First: Define your
risks. What equipment would be expensive or inconvenient if lost or
stolen? What pieces are “mission-critical”? What pieces are exposed in
a public access area? What contains confidential or sensitive
information? What would be hard for you to replace, either because of
funding or special configurations?
Second: Come up with a
plan that matches your organization’s environment and budget. Some of our
clients require that every piece of new equipment they purchase be secured when
it is first installed. Some order security devices when they order their
equipment. Others arrange installation of security cables or pads when the
equipment is in place.
Some corporate and
institutional managers hold users and departments responsible for any losses (or

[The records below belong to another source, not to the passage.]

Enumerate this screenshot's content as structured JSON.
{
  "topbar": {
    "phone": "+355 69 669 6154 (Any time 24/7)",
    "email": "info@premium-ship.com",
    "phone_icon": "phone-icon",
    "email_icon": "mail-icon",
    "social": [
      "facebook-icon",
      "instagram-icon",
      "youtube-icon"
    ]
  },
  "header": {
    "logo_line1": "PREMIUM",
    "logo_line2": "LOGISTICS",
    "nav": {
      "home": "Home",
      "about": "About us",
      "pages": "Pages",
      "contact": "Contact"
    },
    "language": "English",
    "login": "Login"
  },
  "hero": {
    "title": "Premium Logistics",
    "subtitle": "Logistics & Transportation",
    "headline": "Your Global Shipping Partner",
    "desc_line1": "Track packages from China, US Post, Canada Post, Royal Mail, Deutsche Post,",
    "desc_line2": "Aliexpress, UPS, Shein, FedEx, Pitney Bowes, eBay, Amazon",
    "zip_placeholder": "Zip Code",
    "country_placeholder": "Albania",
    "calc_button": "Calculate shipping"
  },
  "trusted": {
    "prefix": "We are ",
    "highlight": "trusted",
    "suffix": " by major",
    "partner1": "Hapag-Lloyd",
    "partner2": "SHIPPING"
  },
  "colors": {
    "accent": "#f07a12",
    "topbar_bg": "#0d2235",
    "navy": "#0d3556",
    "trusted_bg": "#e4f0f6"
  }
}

their insurance deductible) if a physical security device is not used. One even
provides a set of security instructions for protecting notebook computers along
with every airline ticket issued by the corporate travel office.
The most effective
strategies provide a comprehensive plan, incorporating (a) asset identification
and inventory, (b) personal or departmental responsibility for assets, (c) a
physical security device to protect the asset when it is in the office or on the
road, and (d) data protection, access control and recovery software.
strategies: Virtually every
type of office
review of the
are a few ideas.
AV Projection & Lab Equipment: Protecting
AV and lab
Security Furniture: Workstations that protect PCs and flat panel monitors while providing a good instructional environment
Asset tagging: Theft deterrent asset tags can
help you get it
Recovery systems: A kind of LoJak™
for laptop and